What is the housing first model?

September 11, 2019

The housing first model is a relatively new approach to help homeless populations get back on their feet. Historically speaking, cities thought that the best way to solve homelessness was to address the cause of why people became homeless like addiction, lost job, mental illness. It wasn’t until recently that cities realized that it’s very hard for homeless people to gain back their independence without a stable living environment. 

This idea was first developed in the 1980’s in Los Angeles as a response to a spike in homeless families with children. The model means getting homeless families and individuals in to permanent, affordable housing first and then addressing the deeper issues. It’s significantly harder to get a new job without a consistent bed to sleep in and clean clothing.

It’s important to note that it is NOT a housing only approach. The help does not stop once a family has been placed in permanent housing. There are still steps to address and deeper struggles such as mental illness, lost job, addiction, etc. There are currently housing first programs operating in cities across America including New York, Los Angeles and of course, Austin, Tx.

Austin has a homeless population of around 2,200. The city council in Austin made the recent move to the housing first model. 

According to the Austin Department of Housing website “On March 25, 2010, the Austin City Council passed a historic resolution directing staff to develop a strategy that would prioritize the City's affordable housing resources - including federal and local monies - for permanent supportive housing (PSH). The unanimous action was the result of several interconnected initiatives that culminated in Austin elected officials pledging to create 350 units by 2014 for residents most vulnerable to homelessness.” 

Since this original resolution that was quickly surpassed at the end of 2014 the city has passed new resolutions to build hundreds of more PSH Housing First units. These goals could not be accomplished without the support of the Austin community and businesses. It’s important that Austinites embrace this new housing so that homeless residents can get the help and support they need. 

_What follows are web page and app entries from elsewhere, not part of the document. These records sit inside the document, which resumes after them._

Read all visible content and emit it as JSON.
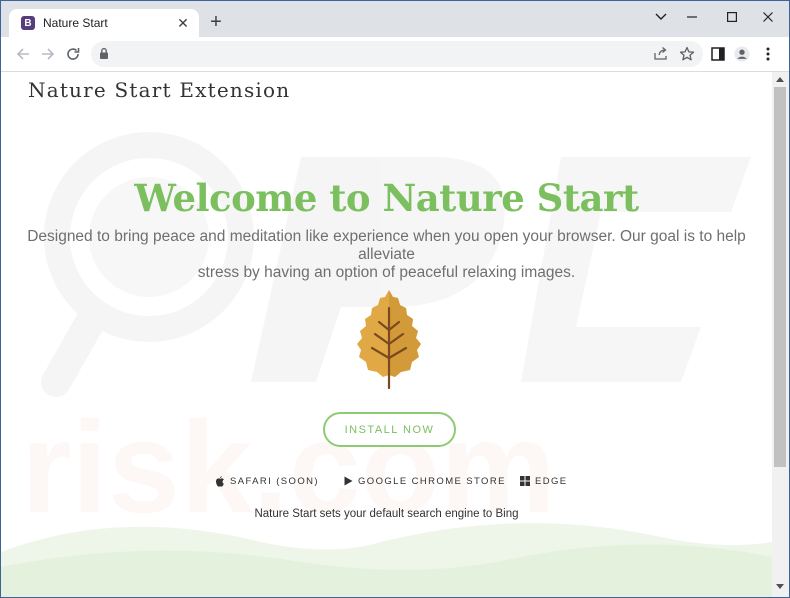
{
  "browser": {
    "tab_title": "Nature Start",
    "favicon_letter": "B",
    "favicon_color": "#563d7c",
    "tab_close_glyph": "✕",
    "new_tab_glyph": "+",
    "icons": [
      "back-arrow-icon",
      "forward-arrow-icon",
      "reload-icon",
      "lock-icon",
      "share-icon",
      "star-icon",
      "sidebar-icon",
      "profile-icon",
      "kebab-menu-icon"
    ]
  },
  "page": {
    "brand": "Nature Start Extension",
    "headline": "Welcome to Nature Start",
    "tagline_line1": "Designed to bring peace and meditation like experience when you open your browser. Our goal is to help alleviate",
    "tagline_line2": "stress by having an option of peaceful relaxing images.",
    "install_label": "INSTALL NOW",
    "stores": [
      {
        "label": "SAFARI (SOON)",
        "icon": "apple-icon"
      },
      {
        "label": "GOOGLE CHROME STORE",
        "icon": "play-icon"
      },
      {
        "label": "EDGE",
        "icon": "windows-icon"
      }
    ],
    "footnote": "Nature Start sets your default search engine to Bing",
    "accent_color": "#7cbf5e",
    "leaf_color": "#e0a946"
  }
}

There are still disagreements between Austinites over the best approach toward homelessness. For example the ability to sit, lie or camp in public spaces or the ability to panhandle.

Over the summer of 2019, the city council and Austin residents and business owners have fought over the correct approach to ending homelessness. On July 1, 2019 the city lifted the ban on homeless people pitching tents on public spaces. This in turn made the homeless population that has existed in Austin much more visible. The city council is currently holding town halls to speak with residents and hear their concerns.

Art From the Streets rely on generous donations of people like YOU!
Purchasing artwork supports the artists directly.
Donating to our program helps us to offer a free Open Studio
for the homeless and at risk. THANK YOU!



Also in News

The Backbone of Art From The Streets - Volunteer Series
The Backbone of Art From The Streets - Volunteer Series

June 30, 2020

“I cannot change what has happened in the lives of the people with whom we work, but I can participate in providing an opportunity for people that are part of the homeless population to create art and nurture something that brings them joy and a sense of dignity and creativity.”  

Read More

The Difference Between Art Therapy and Therapeutic Art-Making
The Difference Between Art Therapy and Therapeutic Art-Making

June 17, 2020

Both art therapy and therapeutic art-making can provide alleviation to the adverse effects of stress and trauma by giving individuals a new medium of expression. 

Read More

Art For Change: Black Lives Matter Movement Inspires Artist Community
Art For Change: Black Lives Matter Movement Inspires Artist Community

June 10, 2020

The art being created throughout the Black Lives Matter movement has become a huge part of expressing, educating, commemorating, grieving, and impacting people all over the country.

Read More